▶ [WHAT THE EXERCISE ASKS]: Give the listing below again exactly, but without any of its pictures.

▶ [GIVEN ENTRIES]:
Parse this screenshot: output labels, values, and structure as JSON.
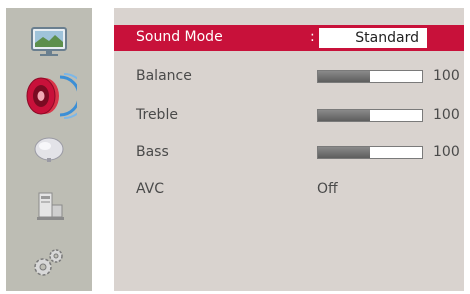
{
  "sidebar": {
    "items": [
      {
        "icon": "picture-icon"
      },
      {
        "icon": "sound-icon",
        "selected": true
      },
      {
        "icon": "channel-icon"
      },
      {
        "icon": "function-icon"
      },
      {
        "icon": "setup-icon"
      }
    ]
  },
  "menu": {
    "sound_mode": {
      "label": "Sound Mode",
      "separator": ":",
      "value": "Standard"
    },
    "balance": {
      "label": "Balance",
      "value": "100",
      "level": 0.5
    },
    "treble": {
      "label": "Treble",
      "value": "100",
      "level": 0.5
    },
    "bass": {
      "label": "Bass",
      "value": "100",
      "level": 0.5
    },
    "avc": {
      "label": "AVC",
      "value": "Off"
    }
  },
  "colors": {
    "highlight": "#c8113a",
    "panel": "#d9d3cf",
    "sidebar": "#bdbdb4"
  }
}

▶ [RESPONSE AREA]:
Parse this screenshot: output labels, values, and structure as JSON.
{
  "sidebar": {
    "items": [
      {
        "icon": "picture-icon"
      },
      {
        "icon": "sound-icon",
        "selected": true
      },
      {
        "icon": "channel-icon"
      },
      {
        "icon": "function-icon"
      },
      {
        "icon": "setup-icon"
      }
    ]
  },
  "menu": {
    "sound_mode": {
      "label": "Sound Mode",
      "separator": ":",
      "value": "Standard"
    },
    "balance": {
      "label": "Balance",
      "value": "100",
      "level": 0.5
    },
    "treble": {
      "label": "Treble",
      "value": "100",
      "level": 0.5
    },
    "bass": {
      "label": "Bass",
      "value": "100",
      "level": 0.5
    },
    "avc": {
      "label": "AVC",
      "value": "Off"
    }
  },
  "colors": {
    "highlight": "#c8113a",
    "panel": "#d9d3cf",
    "sidebar": "#bdbdb4"
  }
}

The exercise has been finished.